Saturday, April 23, 2016

Best Jobs Survey: Entertaining on the One Hand, An Opportunity for Growth, Respect and Recruitment on the Other

Not that I spend a lot of time thinking about surveys like this, but the latest CareerCast.com 2016 Jobs Report ranks “Disc Jockey” 197th out of 200 (we’ve apparently lost our bullet; in 2012 we were 180th).

Obviously if you love what you do, your job is at or near the top of your own list and no survey (other than consistently bad ratings reports or reviews if you're in radio) is likely to make you re-think your career choice.

Still, it’s interesting that many of the things that are most rewarding about being a Talent – such as competitiveness, having your work be highly visible by the public, and working in situations where you’re face-to-face with people – are seen as job negatives in the survey methodology

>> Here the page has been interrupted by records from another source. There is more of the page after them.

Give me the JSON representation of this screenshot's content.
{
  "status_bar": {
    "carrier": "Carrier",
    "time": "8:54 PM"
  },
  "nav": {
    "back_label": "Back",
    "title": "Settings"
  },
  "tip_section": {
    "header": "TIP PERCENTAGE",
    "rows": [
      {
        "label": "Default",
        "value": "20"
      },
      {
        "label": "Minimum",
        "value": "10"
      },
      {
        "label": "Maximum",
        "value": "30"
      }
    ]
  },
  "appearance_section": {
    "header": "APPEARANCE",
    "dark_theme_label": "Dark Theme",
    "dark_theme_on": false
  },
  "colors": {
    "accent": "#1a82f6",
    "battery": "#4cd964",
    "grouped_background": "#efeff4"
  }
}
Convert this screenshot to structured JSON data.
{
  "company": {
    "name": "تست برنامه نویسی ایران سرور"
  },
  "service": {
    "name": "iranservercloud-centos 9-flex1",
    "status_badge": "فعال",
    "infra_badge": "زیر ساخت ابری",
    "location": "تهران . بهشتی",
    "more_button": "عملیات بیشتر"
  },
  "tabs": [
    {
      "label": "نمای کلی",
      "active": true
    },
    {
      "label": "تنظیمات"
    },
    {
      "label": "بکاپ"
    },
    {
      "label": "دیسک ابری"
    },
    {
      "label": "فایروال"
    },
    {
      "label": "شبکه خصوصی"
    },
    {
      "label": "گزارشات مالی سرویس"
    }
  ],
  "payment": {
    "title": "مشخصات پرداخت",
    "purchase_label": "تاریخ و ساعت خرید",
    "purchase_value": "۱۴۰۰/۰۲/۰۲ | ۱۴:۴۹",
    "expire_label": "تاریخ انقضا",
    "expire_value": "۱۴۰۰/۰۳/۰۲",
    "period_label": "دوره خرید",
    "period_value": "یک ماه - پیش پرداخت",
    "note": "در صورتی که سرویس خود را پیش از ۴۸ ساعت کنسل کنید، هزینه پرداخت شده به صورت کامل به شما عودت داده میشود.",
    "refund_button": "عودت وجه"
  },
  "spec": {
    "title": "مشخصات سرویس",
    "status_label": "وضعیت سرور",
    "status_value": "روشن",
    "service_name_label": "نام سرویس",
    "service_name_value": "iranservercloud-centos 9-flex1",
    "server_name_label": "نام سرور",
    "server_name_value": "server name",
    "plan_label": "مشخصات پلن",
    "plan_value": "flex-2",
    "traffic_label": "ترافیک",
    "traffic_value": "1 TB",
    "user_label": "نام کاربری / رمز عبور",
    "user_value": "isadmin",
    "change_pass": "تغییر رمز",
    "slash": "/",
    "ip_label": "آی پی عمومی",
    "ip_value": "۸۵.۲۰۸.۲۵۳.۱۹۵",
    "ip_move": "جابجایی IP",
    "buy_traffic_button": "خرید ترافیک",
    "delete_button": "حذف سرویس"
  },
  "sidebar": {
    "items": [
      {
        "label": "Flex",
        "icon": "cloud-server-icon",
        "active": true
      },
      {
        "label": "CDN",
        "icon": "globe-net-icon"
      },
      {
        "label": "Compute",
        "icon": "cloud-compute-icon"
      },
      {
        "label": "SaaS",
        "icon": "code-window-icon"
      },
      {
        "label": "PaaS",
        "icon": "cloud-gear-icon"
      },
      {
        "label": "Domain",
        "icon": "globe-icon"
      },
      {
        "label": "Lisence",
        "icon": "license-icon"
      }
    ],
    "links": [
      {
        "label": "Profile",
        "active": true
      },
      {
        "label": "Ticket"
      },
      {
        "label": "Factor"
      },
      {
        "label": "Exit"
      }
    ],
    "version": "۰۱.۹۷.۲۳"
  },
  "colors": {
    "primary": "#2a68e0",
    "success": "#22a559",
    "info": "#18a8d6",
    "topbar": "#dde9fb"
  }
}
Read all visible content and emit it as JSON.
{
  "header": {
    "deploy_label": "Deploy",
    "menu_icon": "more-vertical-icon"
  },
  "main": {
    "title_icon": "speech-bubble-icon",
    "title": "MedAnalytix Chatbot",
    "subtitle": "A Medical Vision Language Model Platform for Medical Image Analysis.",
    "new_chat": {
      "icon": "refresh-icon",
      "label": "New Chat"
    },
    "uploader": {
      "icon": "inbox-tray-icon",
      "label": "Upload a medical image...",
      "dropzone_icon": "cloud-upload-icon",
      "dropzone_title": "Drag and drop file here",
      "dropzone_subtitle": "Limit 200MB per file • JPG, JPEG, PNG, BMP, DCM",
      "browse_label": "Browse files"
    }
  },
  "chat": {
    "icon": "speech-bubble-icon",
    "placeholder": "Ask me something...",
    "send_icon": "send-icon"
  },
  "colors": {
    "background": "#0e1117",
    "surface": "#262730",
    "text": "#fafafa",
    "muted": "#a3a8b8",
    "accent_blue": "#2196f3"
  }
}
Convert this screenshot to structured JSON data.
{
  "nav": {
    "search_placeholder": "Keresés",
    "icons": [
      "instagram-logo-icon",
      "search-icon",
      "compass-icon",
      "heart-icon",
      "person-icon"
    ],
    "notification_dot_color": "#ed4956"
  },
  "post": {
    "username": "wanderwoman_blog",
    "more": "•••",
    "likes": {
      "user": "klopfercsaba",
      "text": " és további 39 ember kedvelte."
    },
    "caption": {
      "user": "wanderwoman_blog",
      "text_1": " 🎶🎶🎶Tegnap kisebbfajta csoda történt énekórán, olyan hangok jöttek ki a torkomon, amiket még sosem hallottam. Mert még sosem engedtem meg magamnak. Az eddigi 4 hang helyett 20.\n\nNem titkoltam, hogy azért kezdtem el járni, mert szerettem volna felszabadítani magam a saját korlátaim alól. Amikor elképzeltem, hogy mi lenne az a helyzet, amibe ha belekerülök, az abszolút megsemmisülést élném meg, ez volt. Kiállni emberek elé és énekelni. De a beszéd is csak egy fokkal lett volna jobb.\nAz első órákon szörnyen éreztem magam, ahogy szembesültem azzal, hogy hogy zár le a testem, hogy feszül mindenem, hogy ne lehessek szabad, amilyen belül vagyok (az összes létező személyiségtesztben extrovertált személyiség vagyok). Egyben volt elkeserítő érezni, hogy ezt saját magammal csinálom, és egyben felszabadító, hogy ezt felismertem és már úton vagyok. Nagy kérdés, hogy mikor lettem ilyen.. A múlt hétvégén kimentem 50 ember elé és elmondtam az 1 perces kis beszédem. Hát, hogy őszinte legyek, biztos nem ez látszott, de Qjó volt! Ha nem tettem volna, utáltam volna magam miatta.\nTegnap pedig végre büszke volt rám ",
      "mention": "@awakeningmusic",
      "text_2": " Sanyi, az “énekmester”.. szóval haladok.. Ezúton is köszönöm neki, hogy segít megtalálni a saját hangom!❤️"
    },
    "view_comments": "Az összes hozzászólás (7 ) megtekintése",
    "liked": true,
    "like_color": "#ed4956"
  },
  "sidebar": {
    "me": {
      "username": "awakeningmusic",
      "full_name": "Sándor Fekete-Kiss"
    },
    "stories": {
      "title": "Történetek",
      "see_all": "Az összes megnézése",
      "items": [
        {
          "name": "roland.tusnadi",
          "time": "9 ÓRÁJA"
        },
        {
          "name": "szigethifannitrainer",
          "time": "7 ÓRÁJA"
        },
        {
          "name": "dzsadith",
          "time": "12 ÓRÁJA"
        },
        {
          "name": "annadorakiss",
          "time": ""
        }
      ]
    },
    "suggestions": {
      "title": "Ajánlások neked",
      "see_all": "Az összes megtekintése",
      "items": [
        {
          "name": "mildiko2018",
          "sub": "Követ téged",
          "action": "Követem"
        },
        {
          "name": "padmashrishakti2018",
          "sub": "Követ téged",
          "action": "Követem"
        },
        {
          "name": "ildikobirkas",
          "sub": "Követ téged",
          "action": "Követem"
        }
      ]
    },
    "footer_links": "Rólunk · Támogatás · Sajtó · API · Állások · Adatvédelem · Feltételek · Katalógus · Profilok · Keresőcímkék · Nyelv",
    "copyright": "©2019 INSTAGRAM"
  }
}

To compile the list, CareerCast.com uses four “Core Criteria:”

1 - Job Factors including the emotional environment. The survey sees such things as competitiveness and public contact as potential negatives. Most talent would see these as positives.

2 - Income: OK, you’ve got us there. But, show of hands please, how many of us got into performing for the money? So maybe this is only worth half the negative weight.

3 - Employment and Income growth potential: Uh, let’s move on.

4 - Stress Factors: Again the survey takes such things as Competitiveness, Travel, Working in the Public Eye, and Meeting the Public as job negatives; hopefully we all see these as things to embrace not avoid.

Also, the survey's "Disc Jockey" job description is “Broadcasts Music for Radio Stations.”

That’s pretty narrow.

Running through the rest of the 200 jobs CareerCast.com ranked, I found another 35 jobs that are (or should be) at least part of being a “Disc Jockey” including the survey's number one occupation, “Data Scientist” described as someone who “Combines information technology, statistical analysis and other disciplines to interpret trends from data.” Sounds like thoroughly breaking out ratings data to see how your show has grown.

Or how about career number 48 – “Social Media Manager” who “plans and directs online, social media presence.” Most successful talent are working hard at using Social every day.

Or Historian (61), Actor (112), PR Executive (121), Author (144) or Photographer - Instagram and Snapchat anyone? (162).

Averaging the ranks of all the jobs that are part of being a highly successful talent today would make our new rank 111. 

Adjust those aspects of the Core Criteria seen as negative to most jobs to positives in the world of talent and we'd rank higher still.

Of course no ranking should change how we feel about what we do - especially if we embrace challenge, competition, public performance, and relish the fact that our job allows us to be successful in at least 35 other jobs from Data Scientist (#1) to Advertising Sales Person (#193).

These oft unnoticed abilities we have, the work leading up to a performance, and the new growth challenges we take on and attempt to excel at daily should be a source of pride - and dare I say, be an opportunity to showcase what we do as an attractive and exciting career.

No disrespect at all to the work CareerCast.com does. In fact, their survey points out a very real truth.

If you're a Disc Jockey and all you do at your job is “Broadcast Music for Radio Stations,” then perhaps a rank of 197 is appropriate.


The last time I commented on this survey was 2012; you can read that blog here.

1 comment:

Chris Reiser said...

Kudos Mike. Looking past the headlines, asking questions, thinking for yourself and then sharing your thoughts in a clear and concise manner, is something we should all do. I never put too much stock in these surveys. To me, radio has always been a journey of self expression. When it's executed by an individual who is equal parts performer, commentator, comedian and human being, it transforms the medium into a real time art form. If you get to that level, the money and job security will follow. Try telling the market mainstays all over North America that their job is near the bottom of the list and I'm sure they would take you to task.